For example, I'm fired up by 5 A.M. walks and loud music. When I feel my energy waning, I'll take 30 minutes to throw on my headphones and turn up the noise. When I'm done, I'll come back to work inspired and ready to continue.
Find your "thing," whether it's stand-up comedy, time with your kids, or a great novel. For the next three weeks, keep a journal of every time you feel inspired. You will see patterns emerge, and you'll end up with a list of activities guaranteed to boost your inspiration.
3. Do the Work
The best way to kill inspiration is to wait for it to strike. Loaf around, and it's unlikely the muse will visit. The painter Chuck Close was right when he said, "Inspiration is for amateurs. The rest of us just show up and get to work."

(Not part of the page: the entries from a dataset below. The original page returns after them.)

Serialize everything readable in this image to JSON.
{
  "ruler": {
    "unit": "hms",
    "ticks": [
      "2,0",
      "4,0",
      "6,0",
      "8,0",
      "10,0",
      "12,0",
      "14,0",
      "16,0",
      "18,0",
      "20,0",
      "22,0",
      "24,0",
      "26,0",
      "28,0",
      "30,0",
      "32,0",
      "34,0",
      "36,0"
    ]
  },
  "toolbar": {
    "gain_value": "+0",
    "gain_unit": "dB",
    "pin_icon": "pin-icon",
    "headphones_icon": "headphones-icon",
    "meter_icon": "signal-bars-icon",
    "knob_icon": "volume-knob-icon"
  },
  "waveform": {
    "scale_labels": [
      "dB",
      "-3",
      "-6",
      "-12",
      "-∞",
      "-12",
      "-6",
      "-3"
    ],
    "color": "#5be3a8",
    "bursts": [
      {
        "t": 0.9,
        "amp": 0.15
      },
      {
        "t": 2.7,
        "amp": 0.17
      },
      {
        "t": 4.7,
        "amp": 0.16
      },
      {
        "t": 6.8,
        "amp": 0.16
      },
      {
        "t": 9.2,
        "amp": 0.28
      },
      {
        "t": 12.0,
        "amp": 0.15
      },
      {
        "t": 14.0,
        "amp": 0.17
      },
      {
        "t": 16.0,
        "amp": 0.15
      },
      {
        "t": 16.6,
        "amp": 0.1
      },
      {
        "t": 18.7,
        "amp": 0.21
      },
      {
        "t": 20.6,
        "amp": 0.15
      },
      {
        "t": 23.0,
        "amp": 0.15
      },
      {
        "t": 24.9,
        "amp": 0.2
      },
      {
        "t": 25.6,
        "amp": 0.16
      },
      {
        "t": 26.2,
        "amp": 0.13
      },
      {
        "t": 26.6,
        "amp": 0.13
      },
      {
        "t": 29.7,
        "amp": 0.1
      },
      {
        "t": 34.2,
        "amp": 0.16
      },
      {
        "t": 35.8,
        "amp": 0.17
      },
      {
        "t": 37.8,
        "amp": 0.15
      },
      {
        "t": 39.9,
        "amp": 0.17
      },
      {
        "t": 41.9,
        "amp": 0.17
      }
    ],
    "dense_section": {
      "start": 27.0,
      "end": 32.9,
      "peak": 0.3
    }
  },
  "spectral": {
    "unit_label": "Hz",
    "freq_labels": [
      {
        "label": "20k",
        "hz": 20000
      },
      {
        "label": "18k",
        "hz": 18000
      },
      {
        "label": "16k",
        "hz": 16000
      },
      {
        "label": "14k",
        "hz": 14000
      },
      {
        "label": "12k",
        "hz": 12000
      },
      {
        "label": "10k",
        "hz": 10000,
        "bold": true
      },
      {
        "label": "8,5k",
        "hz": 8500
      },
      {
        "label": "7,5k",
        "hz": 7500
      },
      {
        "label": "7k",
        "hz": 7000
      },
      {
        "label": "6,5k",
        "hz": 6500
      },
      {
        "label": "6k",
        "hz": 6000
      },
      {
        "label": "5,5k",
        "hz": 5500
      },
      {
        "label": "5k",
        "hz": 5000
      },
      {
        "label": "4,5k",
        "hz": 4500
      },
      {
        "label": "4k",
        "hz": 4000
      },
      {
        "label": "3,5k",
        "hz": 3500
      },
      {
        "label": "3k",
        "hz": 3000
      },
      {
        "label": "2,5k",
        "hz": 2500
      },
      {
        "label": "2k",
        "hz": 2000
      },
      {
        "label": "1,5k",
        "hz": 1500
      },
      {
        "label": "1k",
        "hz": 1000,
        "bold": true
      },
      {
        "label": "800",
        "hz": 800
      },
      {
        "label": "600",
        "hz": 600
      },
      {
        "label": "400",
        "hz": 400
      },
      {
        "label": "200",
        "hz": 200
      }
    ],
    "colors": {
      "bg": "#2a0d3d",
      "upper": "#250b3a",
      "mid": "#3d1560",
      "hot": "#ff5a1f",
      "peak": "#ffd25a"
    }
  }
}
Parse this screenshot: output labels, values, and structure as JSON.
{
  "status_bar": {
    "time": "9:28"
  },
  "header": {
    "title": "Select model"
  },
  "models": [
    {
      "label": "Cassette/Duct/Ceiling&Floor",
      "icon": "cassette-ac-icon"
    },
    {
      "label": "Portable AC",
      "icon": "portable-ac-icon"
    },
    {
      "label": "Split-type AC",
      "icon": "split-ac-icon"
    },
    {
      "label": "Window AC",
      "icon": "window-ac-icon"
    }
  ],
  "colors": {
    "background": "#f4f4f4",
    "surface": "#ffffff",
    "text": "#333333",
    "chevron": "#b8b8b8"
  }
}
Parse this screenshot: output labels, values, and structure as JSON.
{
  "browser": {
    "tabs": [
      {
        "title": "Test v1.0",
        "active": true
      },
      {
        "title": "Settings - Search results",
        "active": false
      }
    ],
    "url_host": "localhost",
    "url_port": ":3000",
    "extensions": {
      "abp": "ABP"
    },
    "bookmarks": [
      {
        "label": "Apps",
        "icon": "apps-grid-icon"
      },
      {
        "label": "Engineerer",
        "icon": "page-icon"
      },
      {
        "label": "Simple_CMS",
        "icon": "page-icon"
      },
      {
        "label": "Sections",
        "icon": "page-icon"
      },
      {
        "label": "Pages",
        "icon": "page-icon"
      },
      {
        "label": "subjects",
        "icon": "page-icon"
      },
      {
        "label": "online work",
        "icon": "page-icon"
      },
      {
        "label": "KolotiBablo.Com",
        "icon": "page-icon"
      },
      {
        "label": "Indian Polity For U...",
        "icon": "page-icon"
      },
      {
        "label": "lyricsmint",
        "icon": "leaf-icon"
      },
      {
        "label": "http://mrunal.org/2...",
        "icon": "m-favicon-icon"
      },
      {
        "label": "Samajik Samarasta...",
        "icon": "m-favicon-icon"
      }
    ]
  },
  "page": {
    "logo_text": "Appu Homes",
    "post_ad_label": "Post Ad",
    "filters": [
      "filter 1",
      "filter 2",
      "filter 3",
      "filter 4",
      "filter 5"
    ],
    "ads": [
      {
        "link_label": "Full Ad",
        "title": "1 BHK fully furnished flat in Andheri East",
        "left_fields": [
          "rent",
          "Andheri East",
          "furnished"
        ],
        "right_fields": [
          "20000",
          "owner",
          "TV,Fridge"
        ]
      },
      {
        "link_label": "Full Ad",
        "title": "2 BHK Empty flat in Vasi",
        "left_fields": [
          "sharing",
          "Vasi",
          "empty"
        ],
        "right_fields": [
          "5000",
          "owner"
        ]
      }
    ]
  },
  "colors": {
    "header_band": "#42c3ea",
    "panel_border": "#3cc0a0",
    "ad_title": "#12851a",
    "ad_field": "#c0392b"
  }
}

When you open your laptop, two things happen. The first is movement: Nature abhors a vacuum, and the act of staring at that blank document generates ideas. The second is positive feedback: When you sit down to work and actually accomplish something, you are inspired to do more.
Humans are happiest when they are productive. If you don't believe that, track how you feel after a day of accomplishments versus one of spinning your wheels. Productivity will feel better every time.
Newton's first law of motion applies not only to physical objects, but also to your own inspiration: An object in motion stays in motion. The best way I've found to create momentum is to apply "persistent starting." Instead of focusing on a task in its entirety, just start. If you run out of steam, that's okay. Start again in five minutes, or an hour, or a day. The key is to keep starting. If you do, finishing will take care of itself.
A version of this article originally appeared on SUCCESS.com.
Michael Pietrzak is the founder of Rogue Refined Goods Co., which helps ambitious men upgrade their lives with uncommon goods and useful lifehacks. He's passionate about personal development, CrossFit, and playing guitar.